EXERCISE OBJECTIVE: Your answer should be the entries below, reproduced character for character.

[Excerpts from an interface dataset]

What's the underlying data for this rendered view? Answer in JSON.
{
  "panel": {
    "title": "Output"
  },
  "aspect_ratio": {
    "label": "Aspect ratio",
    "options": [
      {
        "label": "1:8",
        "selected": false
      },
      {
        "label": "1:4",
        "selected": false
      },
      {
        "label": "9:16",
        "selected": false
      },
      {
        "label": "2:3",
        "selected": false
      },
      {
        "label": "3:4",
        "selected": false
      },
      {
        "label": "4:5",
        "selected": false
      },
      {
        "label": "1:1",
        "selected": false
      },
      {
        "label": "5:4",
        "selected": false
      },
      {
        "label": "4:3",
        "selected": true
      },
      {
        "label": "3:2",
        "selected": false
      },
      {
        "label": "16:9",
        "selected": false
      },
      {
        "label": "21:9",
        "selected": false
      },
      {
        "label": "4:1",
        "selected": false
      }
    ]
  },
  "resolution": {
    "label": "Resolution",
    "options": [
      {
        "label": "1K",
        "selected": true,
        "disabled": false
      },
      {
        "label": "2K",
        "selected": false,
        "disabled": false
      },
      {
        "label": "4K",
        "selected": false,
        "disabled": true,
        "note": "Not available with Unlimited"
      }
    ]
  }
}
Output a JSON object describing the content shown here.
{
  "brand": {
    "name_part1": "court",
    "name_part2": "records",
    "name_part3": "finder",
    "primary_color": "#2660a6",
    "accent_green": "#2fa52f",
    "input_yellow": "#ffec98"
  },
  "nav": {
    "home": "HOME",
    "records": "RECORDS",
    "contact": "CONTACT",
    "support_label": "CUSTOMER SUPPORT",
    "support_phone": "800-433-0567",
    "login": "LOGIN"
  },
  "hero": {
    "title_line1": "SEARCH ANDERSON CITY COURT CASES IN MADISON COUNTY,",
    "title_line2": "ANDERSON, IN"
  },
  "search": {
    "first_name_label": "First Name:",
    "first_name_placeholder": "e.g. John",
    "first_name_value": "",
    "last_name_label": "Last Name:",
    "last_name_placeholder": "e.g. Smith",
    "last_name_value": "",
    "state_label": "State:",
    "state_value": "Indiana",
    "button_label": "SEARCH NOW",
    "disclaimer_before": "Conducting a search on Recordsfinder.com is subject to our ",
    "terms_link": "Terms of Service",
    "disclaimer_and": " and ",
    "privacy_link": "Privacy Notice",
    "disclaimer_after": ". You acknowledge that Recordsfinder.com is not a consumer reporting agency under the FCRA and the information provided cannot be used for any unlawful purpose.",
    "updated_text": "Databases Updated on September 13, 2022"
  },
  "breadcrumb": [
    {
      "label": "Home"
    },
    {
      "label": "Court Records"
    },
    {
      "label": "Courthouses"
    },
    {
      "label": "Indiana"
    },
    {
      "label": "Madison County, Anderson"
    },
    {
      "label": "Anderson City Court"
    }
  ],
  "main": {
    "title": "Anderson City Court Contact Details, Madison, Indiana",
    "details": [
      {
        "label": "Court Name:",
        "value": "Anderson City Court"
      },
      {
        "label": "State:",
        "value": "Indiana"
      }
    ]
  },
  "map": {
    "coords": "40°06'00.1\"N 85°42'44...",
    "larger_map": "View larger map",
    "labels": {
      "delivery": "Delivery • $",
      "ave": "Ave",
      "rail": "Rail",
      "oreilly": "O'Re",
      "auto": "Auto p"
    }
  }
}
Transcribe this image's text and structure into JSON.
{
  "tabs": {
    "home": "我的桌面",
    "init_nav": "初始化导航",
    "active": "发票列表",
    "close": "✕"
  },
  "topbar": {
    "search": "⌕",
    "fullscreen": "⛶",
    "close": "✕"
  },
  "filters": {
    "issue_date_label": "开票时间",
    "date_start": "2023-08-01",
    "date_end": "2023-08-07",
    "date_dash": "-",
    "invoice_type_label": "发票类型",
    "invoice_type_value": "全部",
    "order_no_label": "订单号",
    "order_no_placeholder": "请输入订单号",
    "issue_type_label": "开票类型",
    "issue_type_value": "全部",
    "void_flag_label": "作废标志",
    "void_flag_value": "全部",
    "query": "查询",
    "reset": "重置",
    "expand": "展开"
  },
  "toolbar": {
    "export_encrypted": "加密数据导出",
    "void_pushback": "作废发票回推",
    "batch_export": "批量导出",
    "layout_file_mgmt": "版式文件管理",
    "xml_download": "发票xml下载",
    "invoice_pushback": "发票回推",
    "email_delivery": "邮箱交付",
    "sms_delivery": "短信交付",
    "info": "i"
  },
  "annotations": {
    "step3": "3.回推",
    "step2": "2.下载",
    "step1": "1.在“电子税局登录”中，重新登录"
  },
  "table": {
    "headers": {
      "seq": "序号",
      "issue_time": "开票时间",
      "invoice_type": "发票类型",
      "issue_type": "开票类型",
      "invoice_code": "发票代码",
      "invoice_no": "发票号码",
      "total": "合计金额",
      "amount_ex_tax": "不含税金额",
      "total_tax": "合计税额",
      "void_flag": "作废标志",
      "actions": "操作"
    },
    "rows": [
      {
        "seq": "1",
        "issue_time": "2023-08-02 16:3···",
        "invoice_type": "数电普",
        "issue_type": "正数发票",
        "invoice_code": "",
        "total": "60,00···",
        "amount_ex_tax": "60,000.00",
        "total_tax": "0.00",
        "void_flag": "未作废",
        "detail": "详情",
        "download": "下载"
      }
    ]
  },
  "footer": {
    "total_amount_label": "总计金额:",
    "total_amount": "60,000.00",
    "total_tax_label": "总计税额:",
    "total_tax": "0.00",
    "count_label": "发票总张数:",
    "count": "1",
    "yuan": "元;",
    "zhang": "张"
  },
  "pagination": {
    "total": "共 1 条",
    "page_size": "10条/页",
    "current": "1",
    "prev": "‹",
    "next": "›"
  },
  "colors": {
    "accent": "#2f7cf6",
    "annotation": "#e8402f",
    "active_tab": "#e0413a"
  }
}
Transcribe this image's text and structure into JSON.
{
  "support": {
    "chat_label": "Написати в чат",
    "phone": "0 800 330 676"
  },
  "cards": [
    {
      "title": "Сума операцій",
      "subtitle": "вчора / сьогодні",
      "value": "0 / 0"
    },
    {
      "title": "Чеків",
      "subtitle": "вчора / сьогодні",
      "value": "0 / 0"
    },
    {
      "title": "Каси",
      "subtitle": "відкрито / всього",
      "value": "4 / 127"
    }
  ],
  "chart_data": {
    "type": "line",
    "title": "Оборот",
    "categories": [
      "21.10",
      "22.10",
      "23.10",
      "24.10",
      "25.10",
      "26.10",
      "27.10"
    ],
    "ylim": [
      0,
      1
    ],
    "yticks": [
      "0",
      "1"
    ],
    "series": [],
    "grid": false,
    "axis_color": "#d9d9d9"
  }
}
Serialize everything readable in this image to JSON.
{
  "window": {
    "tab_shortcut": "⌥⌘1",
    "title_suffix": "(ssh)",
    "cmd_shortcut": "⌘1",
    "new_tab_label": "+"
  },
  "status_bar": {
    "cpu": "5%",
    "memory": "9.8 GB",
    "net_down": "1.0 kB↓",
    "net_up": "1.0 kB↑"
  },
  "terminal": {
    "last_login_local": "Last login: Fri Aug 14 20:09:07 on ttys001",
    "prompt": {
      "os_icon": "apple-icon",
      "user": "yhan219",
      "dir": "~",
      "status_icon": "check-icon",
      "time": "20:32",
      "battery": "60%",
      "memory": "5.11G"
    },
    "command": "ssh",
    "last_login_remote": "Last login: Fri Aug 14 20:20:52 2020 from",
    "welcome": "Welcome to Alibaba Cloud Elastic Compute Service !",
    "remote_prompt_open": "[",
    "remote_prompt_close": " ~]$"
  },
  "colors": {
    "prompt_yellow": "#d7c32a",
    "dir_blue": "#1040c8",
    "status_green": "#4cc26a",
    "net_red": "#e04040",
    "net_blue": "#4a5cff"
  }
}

RESPONSE:
What's the underlying data for this rendered view? Answer in JSON.
{
  "panel": {
    "title": "Output"
  },
  "aspect_ratio": {
    "label": "Aspect ratio",
    "options": [
      {
        "label": "1:8",
        "selected": false
      },
      {
        "label": "1:4",
        "selected": false
      },
      {
        "label": "9:16",
        "selected": false
      },
      {
        "label": "2:3",
        "selected": false
      },
      {
        "label": "3:4",
        "selected": false
      },
      {
        "label": "4:5",
        "selected": false
      },
      {
        "label": "1:1",
        "selected": false
      },
      {
        "label": "5:4",
        "selected": false
      },
      {
        "label": "4:3",
        "selected": true
      },
      {
        "label": "3:2",
        "selected": false
      },
      {
        "label": "16:9",
        "selected": false
      },
      {
        "label": "21:9",
        "selected": false
      },
      {
        "label": "4:1",
        "selected": false
      }
    ]
  },
  "resolution": {
    "label": "Resolution",
    "options": [
      {
        "label": "1K",
        "selected": true,
        "disabled": false
      },
      {
        "label": "2K",
        "selected": false,
        "disabled": false
      },
      {
        "label": "4K",
        "selected": false,
        "disabled": true,
        "note": "Not available with Unlimited"
      }
    ]
  }
}
Output a JSON object describing the content shown here.
{
  "brand": {
    "name_part1": "court",
    "name_part2": "records",
    "name_part3": "finder",
    "primary_color": "#2660a6",
    "accent_green": "#2fa52f",
    "input_yellow": "#ffec98"
  },
  "nav": {
    "home": "HOME",
    "records": "RECORDS",
    "contact": "CONTACT",
    "support_label": "CUSTOMER SUPPORT",
    "support_phone": "800-433-0567",
    "login": "LOGIN"
  },
  "hero": {
    "title_line1": "SEARCH ANDERSON CITY COURT CASES IN MADISON COUNTY,",
    "title_line2": "ANDERSON, IN"
  },
  "search": {
    "first_name_label": "First Name:",
    "first_name_placeholder": "e.g. John",
    "first_name_value": "",
    "last_name_label": "Last Name:",
    "last_name_placeholder": "e.g. Smith",
    "last_name_value": "",
    "state_label": "State:",
    "state_value": "Indiana",
    "button_label": "SEARCH NOW",
    "disclaimer_before": "Conducting a search on Recordsfinder.com is subject to our ",
    "terms_link": "Terms of Service",
    "disclaimer_and": " and ",
    "privacy_link": "Privacy Notice",
    "disclaimer_after": ". You acknowledge that Recordsfinder.com is not a consumer reporting agency under the FCRA and the information provided cannot be used for any unlawful purpose.",
    "updated_text": "Databases Updated on September 13, 2022"
  },
  "breadcrumb": [
    {
      "label": "Home"
    },
    {
      "label": "Court Records"
    },
    {
      "label": "Courthouses"
    },
    {
      "label": "Indiana"
    },
    {
      "label": "Madison County, Anderson"
    },
    {
      "label": "Anderson City Court"
    }
  ],
  "main": {
    "title": "Anderson City Court Contact Details, Madison, Indiana",
    "details": [
      {
        "label": "Court Name:",
        "value": "Anderson City Court"
      },
      {
        "label": "State:",
        "value": "Indiana"
      }
    ]
  },
  "map": {
    "coords": "40°06'00.1\"N 85°42'44...",
    "larger_map": "View larger map",
    "labels": {
      "delivery": "Delivery • $",
      "ave": "Ave",
      "rail": "Rail",
      "oreilly": "O'Re",
      "auto": "Auto p"
    }
  }
}
Transcribe this image's text and structure into JSON.
{
  "tabs": {
    "home": "我的桌面",
    "init_nav": "初始化导航",
    "active": "发票列表",
    "close": "✕"
  },
  "topbar": {
    "search": "⌕",
    "fullscreen": "⛶",
    "close": "✕"
  },
  "filters": {
    "issue_date_label": "开票时间",
    "date_start": "2023-08-01",
    "date_end": "2023-08-07",
    "date_dash": "-",
    "invoice_type_label": "发票类型",
    "invoice_type_value": "全部",
    "order_no_label": "订单号",
    "order_no_placeholder": "请输入订单号",
    "issue_type_label": "开票类型",
    "issue_type_value": "全部",
    "void_flag_label": "作废标志",
    "void_flag_value": "全部",
    "query": "查询",
    "reset": "重置",
    "expand": "展开"
  },
  "toolbar": {
    "export_encrypted": "加密数据导出",
    "void_pushback": "作废发票回推",
    "batch_export": "批量导出",
    "layout_file_mgmt": "版式文件管理",
    "xml_download": "发票xml下载",
    "invoice_pushback": "发票回推",
    "email_delivery": "邮箱交付",
    "sms_delivery": "短信交付",
    "info": "i"
  },
  "annotations": {
    "step3": "3.回推",
    "step2": "2.下载",
    "step1": "1.在“电子税局登录”中，重新登录"
  },
  "table": {
    "headers": {
      "seq": "序号",
      "issue_time": "开票时间",
      "invoice_type": "发票类型",
      "issue_type": "开票类型",
      "invoice_code": "发票代码",
      "invoice_no": "发票号码",
      "total": "合计金额",
      "amount_ex_tax": "不含税金额",
      "total_tax": "合计税额",
      "void_flag": "作废标志",
      "actions": "操作"
    },
    "rows": [
      {
        "seq": "1",
        "issue_time": "2023-08-02 16:3···",
        "invoice_type": "数电普",
        "issue_type": "正数发票",
        "invoice_code": "",
        "total": "60,00···",
        "amount_ex_tax": "60,000.00",
        "total_tax": "0.00",
        "void_flag": "未作废",
        "detail": "详情",
        "download": "下载"
      }
    ]
  },
  "footer": {
    "total_amount_label": "总计金额:",
    "total_amount": "60,000.00",
    "total_tax_label": "总计税额:",
    "total_tax": "0.00",
    "count_label": "发票总张数:",
    "count": "1",
    "yuan": "元;",
    "zhang": "张"
  },
  "pagination": {
    "total": "共 1 条",
    "page_size": "10条/页",
    "current": "1",
    "prev": "‹",
    "next": "›"
  },
  "colors": {
    "accent": "#2f7cf6",
    "annotation": "#e8402f",
    "active_tab": "#e0413a"
  }
}
Transcribe this image's text and structure into JSON.
{
  "support": {
    "chat_label": "Написати в чат",
    "phone": "0 800 330 676"
  },
  "cards": [
    {
      "title": "Сума операцій",
      "subtitle": "вчора / сьогодні",
      "value": "0 / 0"
    },
    {
      "title": "Чеків",
      "subtitle": "вчора / сьогодні",
      "value": "0 / 0"
    },
    {
      "title": "Каси",
      "subtitle": "відкрито / всього",
      "value": "4 / 127"
    }
  ],
  "chart_data": {
    "type": "line",
    "title": "Оборот",
    "categories": [
      "21.10",
      "22.10",
      "23.10",
      "24.10",
      "25.10",
      "26.10",
      "27.10"
    ],
    "ylim": [
      0,
      1
    ],
    "yticks": [
      "0",
      "1"
    ],
    "series": [],
    "grid": false,
    "axis_color": "#d9d9d9"
  }
}
Serialize everything readable in this image to JSON.
{
  "window": {
    "tab_shortcut": "⌥⌘1",
    "title_suffix": "(ssh)",
    "cmd_shortcut": "⌘1",
    "new_tab_label": "+"
  },
  "status_bar": {
    "cpu": "5%",
    "memory": "9.8 GB",
    "net_down": "1.0 kB↓",
    "net_up": "1.0 kB↑"
  },
  "terminal": {
    "last_login_local": "Last login: Fri Aug 14 20:09:07 on ttys001",
    "prompt": {
      "os_icon": "apple-icon",
      "user": "yhan219",
      "dir": "~",
      "status_icon": "check-icon",
      "time": "20:32",
      "battery": "60%",
      "memory": "5.11G"
    },
    "command": "ssh",
    "last_login_remote": "Last login: Fri Aug 14 20:20:52 2020 from",
    "welcome": "Welcome to Alibaba Cloud Elastic Compute Service !",
    "remote_prompt_open": "[",
    "remote_prompt_close": " ~]$"
  },
  "colors": {
    "prompt_yellow": "#d7c32a",
    "dir_blue": "#1040c8",
    "status_green": "#4cc26a",
    "net_red": "#e04040",
    "net_blue": "#4a5cff"
  }
}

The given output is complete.